PROBLEM: Would you please copy every line below that includes the string "JSON"?

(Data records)
╭──

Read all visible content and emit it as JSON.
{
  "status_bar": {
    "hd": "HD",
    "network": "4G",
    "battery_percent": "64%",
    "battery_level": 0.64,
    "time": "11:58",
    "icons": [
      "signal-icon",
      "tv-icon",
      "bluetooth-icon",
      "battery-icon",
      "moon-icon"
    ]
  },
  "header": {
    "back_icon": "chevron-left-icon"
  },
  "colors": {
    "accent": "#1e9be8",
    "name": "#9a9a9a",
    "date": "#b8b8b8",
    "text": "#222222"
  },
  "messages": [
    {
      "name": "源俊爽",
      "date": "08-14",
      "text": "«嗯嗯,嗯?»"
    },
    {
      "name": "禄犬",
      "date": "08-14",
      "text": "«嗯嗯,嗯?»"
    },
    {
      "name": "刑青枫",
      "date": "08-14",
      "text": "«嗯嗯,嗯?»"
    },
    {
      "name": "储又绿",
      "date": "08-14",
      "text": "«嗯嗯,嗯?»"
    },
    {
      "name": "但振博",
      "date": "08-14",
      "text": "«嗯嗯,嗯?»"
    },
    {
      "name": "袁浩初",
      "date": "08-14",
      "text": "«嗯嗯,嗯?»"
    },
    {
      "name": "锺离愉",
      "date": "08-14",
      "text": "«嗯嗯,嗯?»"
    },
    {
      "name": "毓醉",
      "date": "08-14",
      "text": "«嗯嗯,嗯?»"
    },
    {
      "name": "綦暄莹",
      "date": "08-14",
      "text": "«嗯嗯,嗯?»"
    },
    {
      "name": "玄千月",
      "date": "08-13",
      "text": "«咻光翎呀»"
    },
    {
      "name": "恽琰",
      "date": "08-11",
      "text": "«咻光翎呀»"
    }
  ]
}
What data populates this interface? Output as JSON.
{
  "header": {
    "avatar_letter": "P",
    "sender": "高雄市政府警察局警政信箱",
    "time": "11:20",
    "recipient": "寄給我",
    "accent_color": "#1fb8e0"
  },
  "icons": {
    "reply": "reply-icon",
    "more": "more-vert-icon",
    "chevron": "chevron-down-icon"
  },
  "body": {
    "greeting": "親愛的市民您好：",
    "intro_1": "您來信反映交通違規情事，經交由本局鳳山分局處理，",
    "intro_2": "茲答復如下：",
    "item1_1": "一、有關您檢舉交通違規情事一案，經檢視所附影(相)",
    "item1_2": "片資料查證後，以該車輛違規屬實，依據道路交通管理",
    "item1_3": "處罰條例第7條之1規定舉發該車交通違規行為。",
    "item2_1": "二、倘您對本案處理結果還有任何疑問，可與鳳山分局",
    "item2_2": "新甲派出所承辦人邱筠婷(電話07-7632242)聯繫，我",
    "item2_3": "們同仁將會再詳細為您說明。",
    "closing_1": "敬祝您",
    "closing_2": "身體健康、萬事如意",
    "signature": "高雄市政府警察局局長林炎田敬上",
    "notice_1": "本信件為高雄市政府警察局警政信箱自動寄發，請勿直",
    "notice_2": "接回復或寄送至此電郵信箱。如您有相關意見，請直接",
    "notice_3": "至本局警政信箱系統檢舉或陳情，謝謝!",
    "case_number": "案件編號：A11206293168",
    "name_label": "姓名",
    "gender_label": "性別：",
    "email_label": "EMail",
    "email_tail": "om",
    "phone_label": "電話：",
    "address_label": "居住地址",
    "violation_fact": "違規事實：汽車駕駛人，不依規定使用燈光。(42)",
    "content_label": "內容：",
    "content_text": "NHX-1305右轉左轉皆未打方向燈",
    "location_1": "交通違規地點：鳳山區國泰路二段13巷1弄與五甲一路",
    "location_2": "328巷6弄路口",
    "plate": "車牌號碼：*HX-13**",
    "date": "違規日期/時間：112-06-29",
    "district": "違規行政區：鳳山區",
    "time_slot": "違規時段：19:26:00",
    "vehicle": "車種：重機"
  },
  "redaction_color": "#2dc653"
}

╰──

RESPONSE BOX:
Read all visible content and emit it as JSON.
What data populates this interface? Output as JSON.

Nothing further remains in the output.